NBC has a proud history when it comes to comedies. This is the network that aired Cheers, Friends and Seinfeld. All were ensemble shows with fairly unknown casts (at the time) that wound up becoming long-running, financially lucrative and syndicated. A word of advice to Undateable's creative team: if you don't want to suffer by comparison, don't make one of the two primary settings of your show a bar, a coffee house or a diner.

What's most surprising about Undateable is the show actually had an advantage going in; most of the cast members have known each other for years from the comedy club circuit. They were already friends and just had to translate that chemistry onto the small screen. But it just feels like everybody's looking out for themselves, seeing who can get the biggest laugh.

It speaks volumes how far the once mighty NBC has fallen when Lawrence states that in the world of network comedy, the bar is set fairly low for new shows therefore giving them a better chance at survival. Even with that ringing endorsement, it's unlikely Undateable will hook even the most bored and desperate summer TV viewer. The characters are all underdeveloped. Why bother having an ensemble cast if you're not going to give each member a background, a story arc, a raison d'etre?

So, if NBC's counting on Undateable to resuscitate its ailing comedic offerings, it might be a better idea to just pull the plug altogether.
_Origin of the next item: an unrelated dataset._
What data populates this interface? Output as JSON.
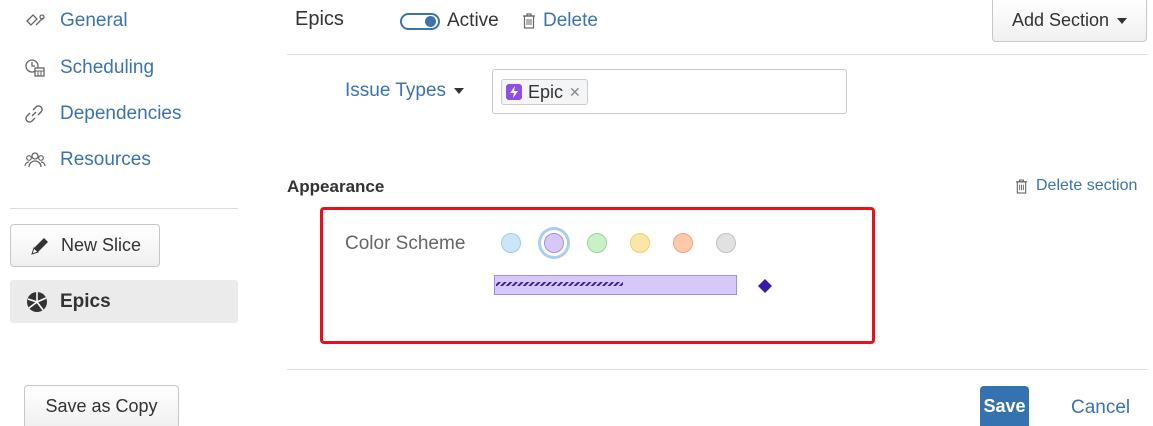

Undateable premieres Thursday, May 29 at 9pm on NBC

(Image courtesy of NBC)